*** SUPPLIED INFORMATION ***

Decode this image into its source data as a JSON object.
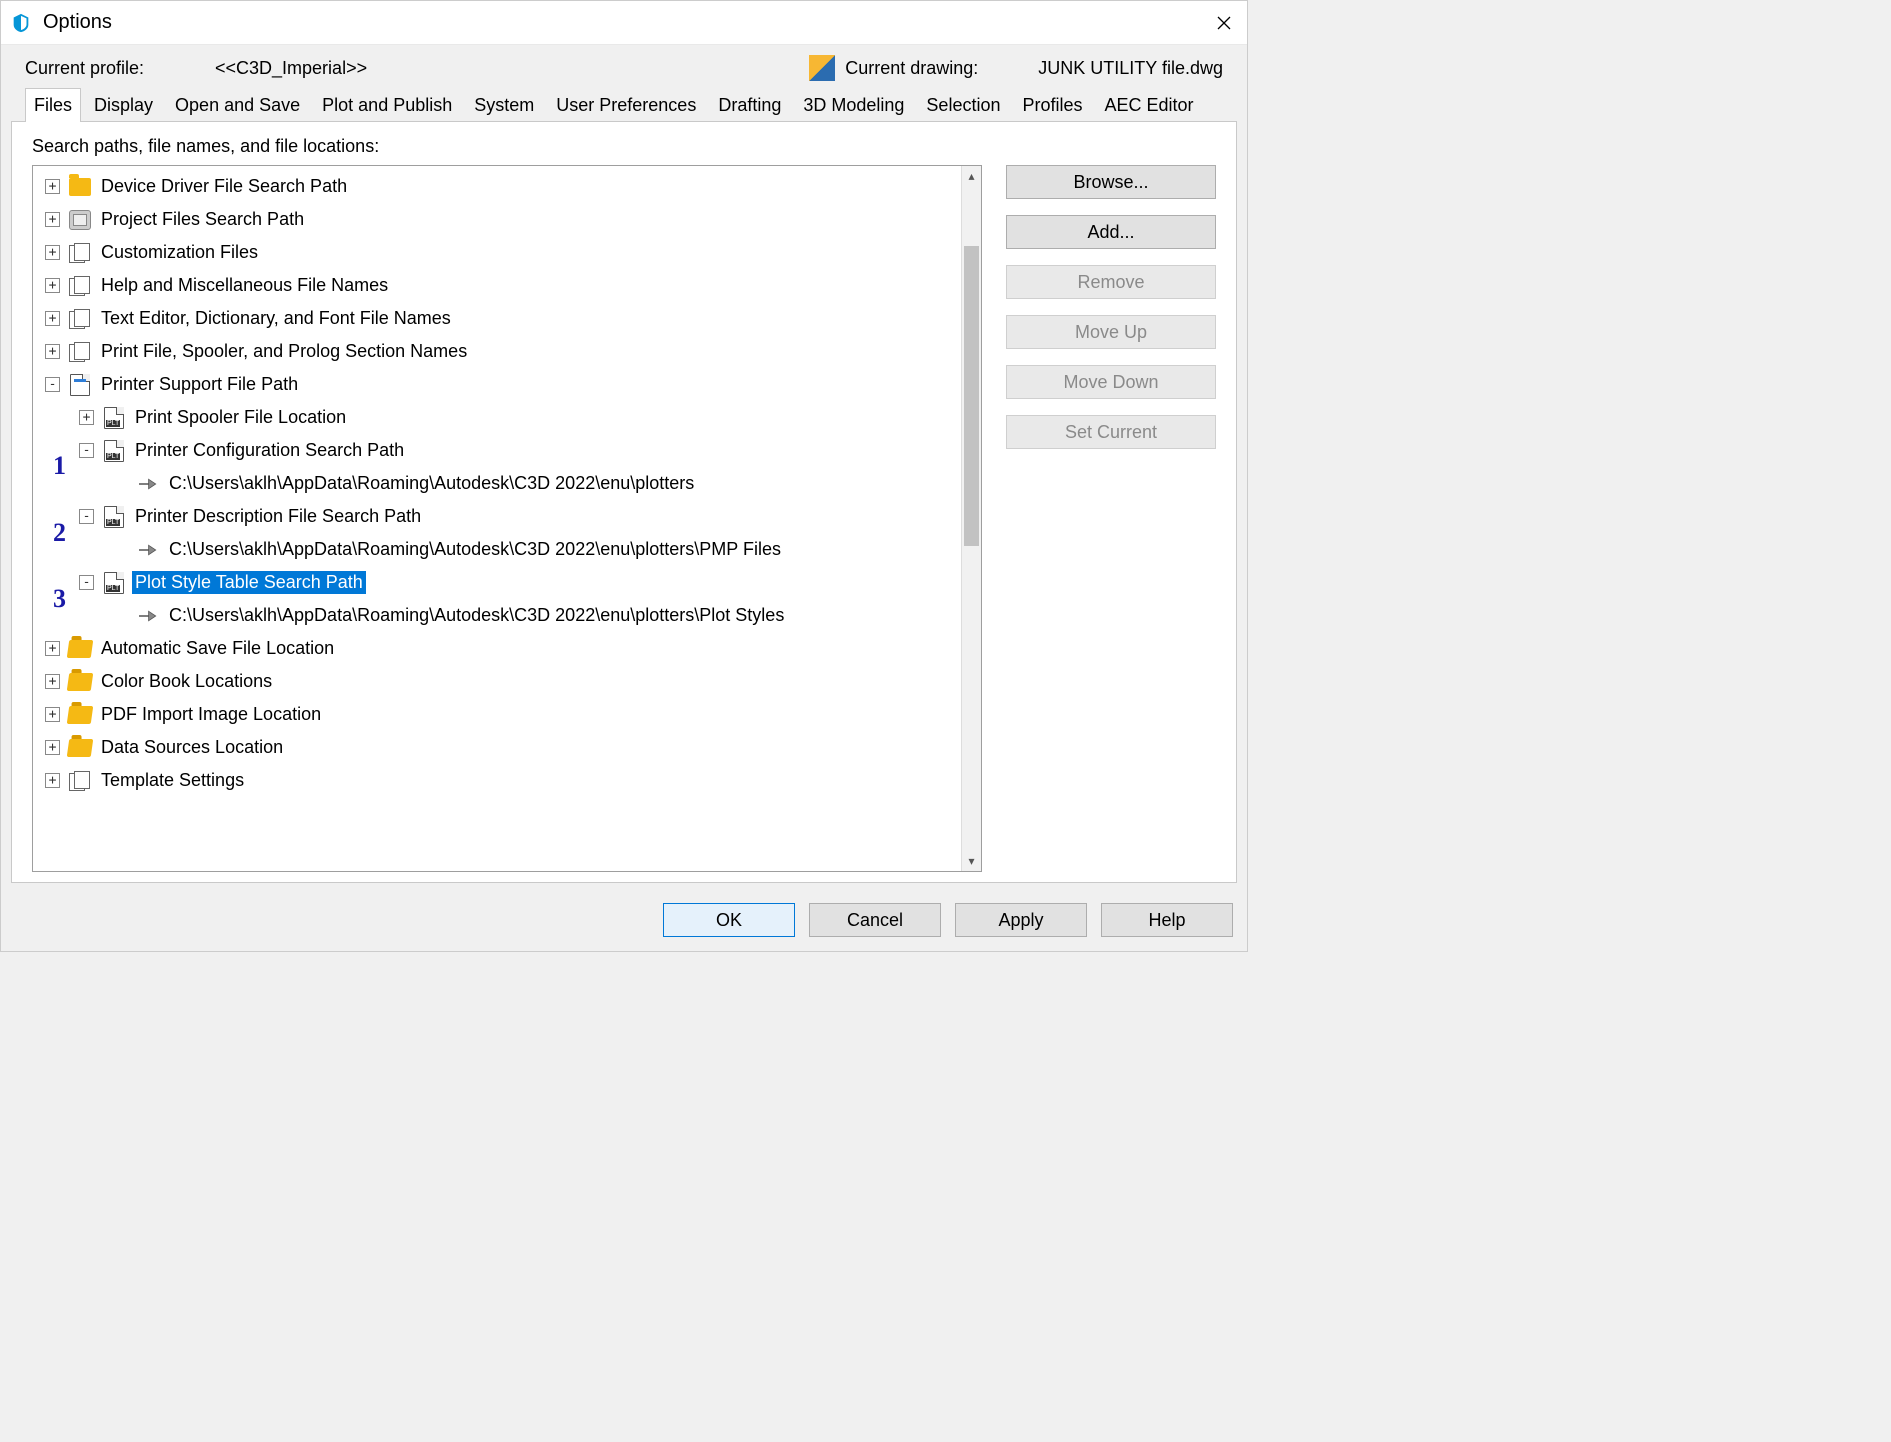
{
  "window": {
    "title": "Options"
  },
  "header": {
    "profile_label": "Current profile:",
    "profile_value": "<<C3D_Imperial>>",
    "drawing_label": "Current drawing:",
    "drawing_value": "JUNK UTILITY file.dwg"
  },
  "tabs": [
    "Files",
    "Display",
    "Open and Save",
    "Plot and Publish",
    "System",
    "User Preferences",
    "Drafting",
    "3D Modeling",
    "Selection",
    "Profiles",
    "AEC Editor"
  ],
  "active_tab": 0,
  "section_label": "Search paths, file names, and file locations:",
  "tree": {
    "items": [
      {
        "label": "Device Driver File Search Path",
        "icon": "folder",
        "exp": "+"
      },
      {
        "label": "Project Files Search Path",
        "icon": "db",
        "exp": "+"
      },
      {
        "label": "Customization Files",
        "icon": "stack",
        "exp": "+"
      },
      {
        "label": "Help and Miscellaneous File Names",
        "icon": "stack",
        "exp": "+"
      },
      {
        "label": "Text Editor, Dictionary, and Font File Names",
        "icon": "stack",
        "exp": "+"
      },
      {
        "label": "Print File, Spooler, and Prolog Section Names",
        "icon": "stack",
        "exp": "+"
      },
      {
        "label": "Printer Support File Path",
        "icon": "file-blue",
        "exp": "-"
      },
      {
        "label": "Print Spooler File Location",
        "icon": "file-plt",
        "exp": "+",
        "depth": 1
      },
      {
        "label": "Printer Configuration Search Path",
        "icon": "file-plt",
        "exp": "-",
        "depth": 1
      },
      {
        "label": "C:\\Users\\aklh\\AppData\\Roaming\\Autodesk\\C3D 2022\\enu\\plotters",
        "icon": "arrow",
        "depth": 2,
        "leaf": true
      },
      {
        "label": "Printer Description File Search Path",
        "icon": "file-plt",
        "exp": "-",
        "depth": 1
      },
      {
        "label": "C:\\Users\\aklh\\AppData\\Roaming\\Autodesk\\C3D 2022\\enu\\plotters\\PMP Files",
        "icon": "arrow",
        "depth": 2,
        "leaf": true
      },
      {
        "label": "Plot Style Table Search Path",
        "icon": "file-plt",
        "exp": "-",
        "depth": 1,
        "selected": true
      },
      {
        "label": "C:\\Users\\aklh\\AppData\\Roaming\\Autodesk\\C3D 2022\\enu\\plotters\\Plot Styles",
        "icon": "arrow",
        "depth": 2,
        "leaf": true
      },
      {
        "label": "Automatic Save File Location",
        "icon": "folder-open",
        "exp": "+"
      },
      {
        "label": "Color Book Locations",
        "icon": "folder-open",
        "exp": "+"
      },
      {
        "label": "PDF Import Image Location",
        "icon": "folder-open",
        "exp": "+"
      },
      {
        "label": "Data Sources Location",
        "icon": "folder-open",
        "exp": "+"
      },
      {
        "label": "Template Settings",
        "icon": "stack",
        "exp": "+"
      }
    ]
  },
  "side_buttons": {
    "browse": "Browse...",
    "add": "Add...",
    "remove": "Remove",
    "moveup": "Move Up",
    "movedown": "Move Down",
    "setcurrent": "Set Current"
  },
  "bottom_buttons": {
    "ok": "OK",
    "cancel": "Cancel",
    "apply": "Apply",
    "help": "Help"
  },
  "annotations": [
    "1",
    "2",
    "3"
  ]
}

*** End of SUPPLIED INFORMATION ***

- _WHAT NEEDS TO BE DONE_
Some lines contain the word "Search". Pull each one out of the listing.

- _RESULT FOR THIS EXERCISE_
  "section_label": "Search paths, file names, and file locations:",
        "label": "Device Driver File Search Path",
        "label": "Project Files Search Path",
        "label": "Printer Configuration Search Path",
        "label": "Printer Description File Search Path",
        "label": "Plot Style Table Search Path",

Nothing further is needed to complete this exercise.